Symbols - What does heaven look like
In Europe, in many old festivals we find the use of the ‘hobby horse’ – a symbolic horse that people ‘ride’ in processions. The symbolism also owes its origin to the word Hob. It has these days been relegated to the status of a toy but at one time it had considerable symbolic significance.
The child shows how the hobby horse is ‘ridden’, but the photo on the right shows better how the horse is often portrayed in festivals and pageants, where it is a complete horse with a man ‘riding it’.
To a large extent, it has exactly the same symbolism as that of the centaur in the form shown to the right.
For example, it was once the custom in Cheshire on All Souls' Day, November 2nd, for a construction known as 'Old Hob' to be carried about the streets. It consisted of a 'horse's head', over which was draped a sheet which enveloped its bearer. Old Hob and his helpers would go from house to house to the accompaniment of song and merriment, something that would continue right through until Christmas.

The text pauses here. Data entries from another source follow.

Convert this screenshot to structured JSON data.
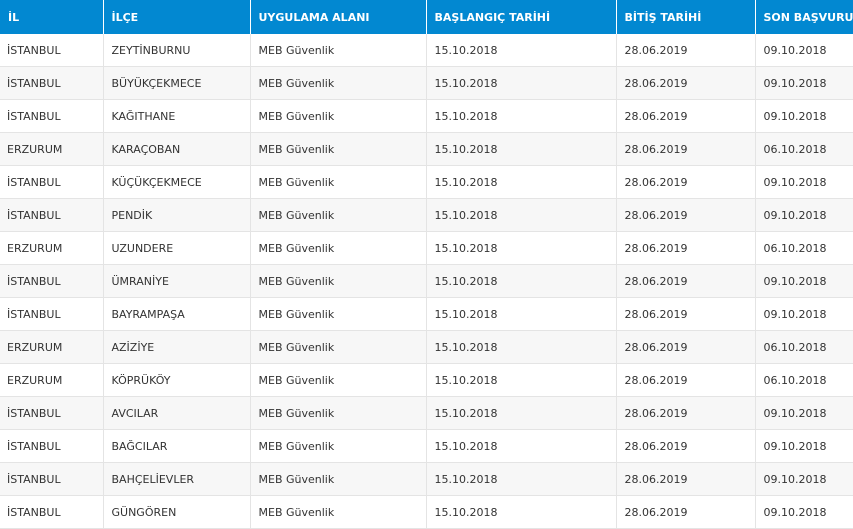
{
  "headers": [
    "İL",
    "İLÇE",
    "UYGULAMA ALANI",
    "BAŞLANGIÇ TARİHİ",
    "BİTİŞ TARİHİ",
    "SON BAŞVURU"
  ],
  "rows": [
    [
      "İSTANBUL",
      "ZEYTİNBURNU",
      "MEB Güvenlik",
      "15.10.2018",
      "28.06.2019",
      "09.10.2018"
    ],
    [
      "İSTANBUL",
      "BÜYÜKÇEKMECE",
      "MEB Güvenlik",
      "15.10.2018",
      "28.06.2019",
      "09.10.2018"
    ],
    [
      "İSTANBUL",
      "KAĞITHANE",
      "MEB Güvenlik",
      "15.10.2018",
      "28.06.2019",
      "09.10.2018"
    ],
    [
      "ERZURUM",
      "KARAÇOBAN",
      "MEB Güvenlik",
      "15.10.2018",
      "28.06.2019",
      "06.10.2018"
    ],
    [
      "İSTANBUL",
      "KÜÇÜKÇEKMECE",
      "MEB Güvenlik",
      "15.10.2018",
      "28.06.2019",
      "09.10.2018"
    ],
    [
      "İSTANBUL",
      "PENDİK",
      "MEB Güvenlik",
      "15.10.2018",
      "28.06.2019",
      "09.10.2018"
    ],
    [
      "ERZURUM",
      "UZUNDERE",
      "MEB Güvenlik",
      "15.10.2018",
      "28.06.2019",
      "06.10.2018"
    ],
    [
      "İSTANBUL",
      "ÜMRANİYE",
      "MEB Güvenlik",
      "15.10.2018",
      "28.06.2019",
      "09.10.2018"
    ],
    [
      "İSTANBUL",
      "BAYRAMPAŞA",
      "MEB Güvenlik",
      "15.10.2018",
      "28.06.2019",
      "09.10.2018"
    ],
    [
      "ERZURUM",
      "AZİZİYE",
      "MEB Güvenlik",
      "15.10.2018",
      "28.06.2019",
      "06.10.2018"
    ],
    [
      "ERZURUM",
      "KÖPRÜKÖY",
      "MEB Güvenlik",
      "15.10.2018",
      "28.06.2019",
      "06.10.2018"
    ],
    [
      "İSTANBUL",
      "AVCILAR",
      "MEB Güvenlik",
      "15.10.2018",
      "28.06.2019",
      "09.10.2018"
    ],
    [
      "İSTANBUL",
      "BAĞCILAR",
      "MEB Güvenlik",
      "15.10.2018",
      "28.06.2019",
      "09.10.2018"
    ],
    [
      "İSTANBUL",
      "BAHÇELİEVLER",
      "MEB Güvenlik",
      "15.10.2018",
      "28.06.2019",
      "09.10.2018"
    ],
    [
      "İSTANBUL",
      "GÜNGÖREN",
      "MEB Güvenlik",
      "15.10.2018",
      "28.06.2019",
      "09.10.2018"
    ]
  ],
  "colors": {
    "header_bg": "#0288d1",
    "header_text": "#ffffff",
    "row_alt_bg": "#f7f7f7",
    "border": "#e4e4e4"
  }
}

Old Hob is also to be found in the Germanic tradition of the Schimmel (white horse), which in rural folk ceremonies was represented by a 'horse's head' on the end of a pole carried by a bearer on all fours, under the cover of a white cloth. Sometimes as many as three or four individuals bore the enormous Schimmel around, with a veiled rider astride the construction, known as the schimmel-reiter.
Paul Devereux – Shamanism and the Mystery lines
The riding of the broomstick is reminiscent of riding a steed, which is a reminder of the Siberian shamans riding their horse headed sticks through the skies of ecstatic trance....
The remnant of these traditions is doubtlessly the folk image of the hobby horse.
And we should also note that Frigg, wife of Odin, was depicted riding a broomstick. Freya is closely associated with Frigg in Norse myth, and the two are generally considered to be the same mythological character, with Frigg emphasising the maternal principle and Freya fertility. Freya …. was the teacher of seidhr, a form of trance divination. ….This was women's magic and the seidhkona would travel around farmsteads and hamlets predicting the future.... In the course of divination, the seidhkona would go into trance and have an out-of-body experience. It was therefore clearly shamanic. ………
Again we have the hint that the secrets of magical flight - of ecstatic trance - were passed on to men by women long ago.
Returning back to Britain, we find other examples of 'hobby horse' ceremonies which link with archaic folk-customs, such as Mari Lwyd, Old Hob, the Penglog and Schimmel.
For instance, the famous horn dance which takes place annually at Abbot's Bromley in Staffordshire, today in September, but formerly at Christmas, has long included a hobby horse. Plot in his Natural History of Staffordshire of 1686 speaks of the ceremony as the 'Hobby-horse dance from a person who carried the image of a horse between his legs, made of thin boards.'